> **About this exercise**: Without any of the pictures, set down the data below exactly.

> **Data section**:
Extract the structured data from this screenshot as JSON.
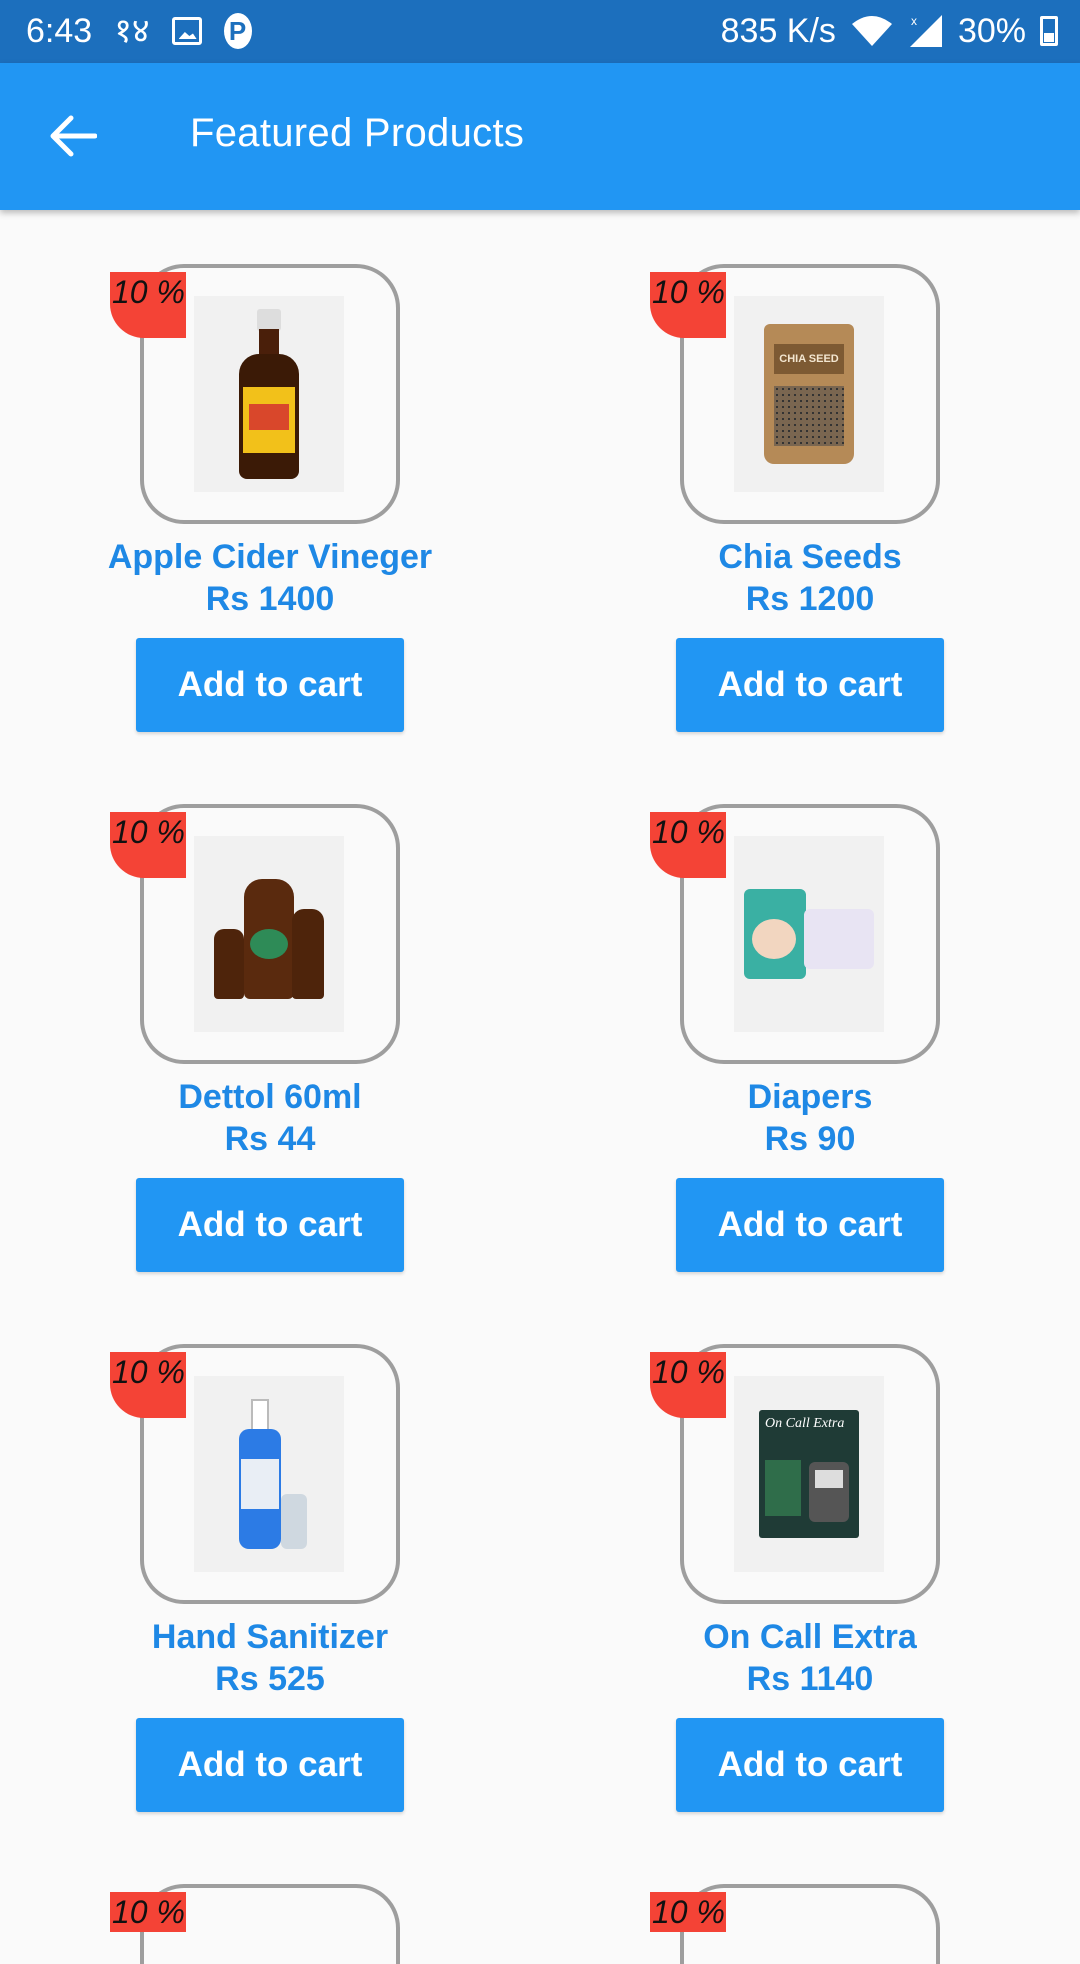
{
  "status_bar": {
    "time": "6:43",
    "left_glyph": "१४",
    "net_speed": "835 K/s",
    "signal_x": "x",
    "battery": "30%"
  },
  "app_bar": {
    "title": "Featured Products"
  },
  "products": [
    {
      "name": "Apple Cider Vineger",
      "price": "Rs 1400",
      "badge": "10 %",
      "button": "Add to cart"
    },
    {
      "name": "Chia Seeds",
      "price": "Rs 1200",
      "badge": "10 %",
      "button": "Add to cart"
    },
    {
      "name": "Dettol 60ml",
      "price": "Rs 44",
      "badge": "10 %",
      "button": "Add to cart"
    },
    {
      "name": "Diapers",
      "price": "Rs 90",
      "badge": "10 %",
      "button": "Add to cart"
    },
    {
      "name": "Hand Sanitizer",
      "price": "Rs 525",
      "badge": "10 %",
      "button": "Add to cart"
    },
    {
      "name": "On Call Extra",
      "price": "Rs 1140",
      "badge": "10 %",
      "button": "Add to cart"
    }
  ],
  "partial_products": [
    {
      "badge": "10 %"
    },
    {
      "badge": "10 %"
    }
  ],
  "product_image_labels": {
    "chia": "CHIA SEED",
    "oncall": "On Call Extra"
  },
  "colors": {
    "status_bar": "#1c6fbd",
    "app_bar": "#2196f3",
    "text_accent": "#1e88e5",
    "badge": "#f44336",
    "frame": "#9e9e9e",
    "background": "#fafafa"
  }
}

> **Exercise output**:
Extract the structured data from this screenshot as JSON.
{
  "status_bar": {
    "time": "6:43",
    "left_glyph": "१४",
    "net_speed": "835 K/s",
    "signal_x": "x",
    "battery": "30%"
  },
  "app_bar": {
    "title": "Featured Products"
  },
  "products": [
    {
      "name": "Apple Cider Vineger",
      "price": "Rs 1400",
      "badge": "10 %",
      "button": "Add to cart"
    },
    {
      "name": "Chia Seeds",
      "price": "Rs 1200",
      "badge": "10 %",
      "button": "Add to cart"
    },
    {
      "name": "Dettol 60ml",
      "price": "Rs 44",
      "badge": "10 %",
      "button": "Add to cart"
    },
    {
      "name": "Diapers",
      "price": "Rs 90",
      "badge": "10 %",
      "button": "Add to cart"
    },
    {
      "name": "Hand Sanitizer",
      "price": "Rs 525",
      "badge": "10 %",
      "button": "Add to cart"
    },
    {
      "name": "On Call Extra",
      "price": "Rs 1140",
      "badge": "10 %",
      "button": "Add to cart"
    }
  ],
  "partial_products": [
    {
      "badge": "10 %"
    },
    {
      "badge": "10 %"
    }
  ],
  "product_image_labels": {
    "chia": "CHIA SEED",
    "oncall": "On Call Extra"
  },
  "colors": {
    "status_bar": "#1c6fbd",
    "app_bar": "#2196f3",
    "text_accent": "#1e88e5",
    "badge": "#f44336",
    "frame": "#9e9e9e",
    "background": "#fafafa"
  }
}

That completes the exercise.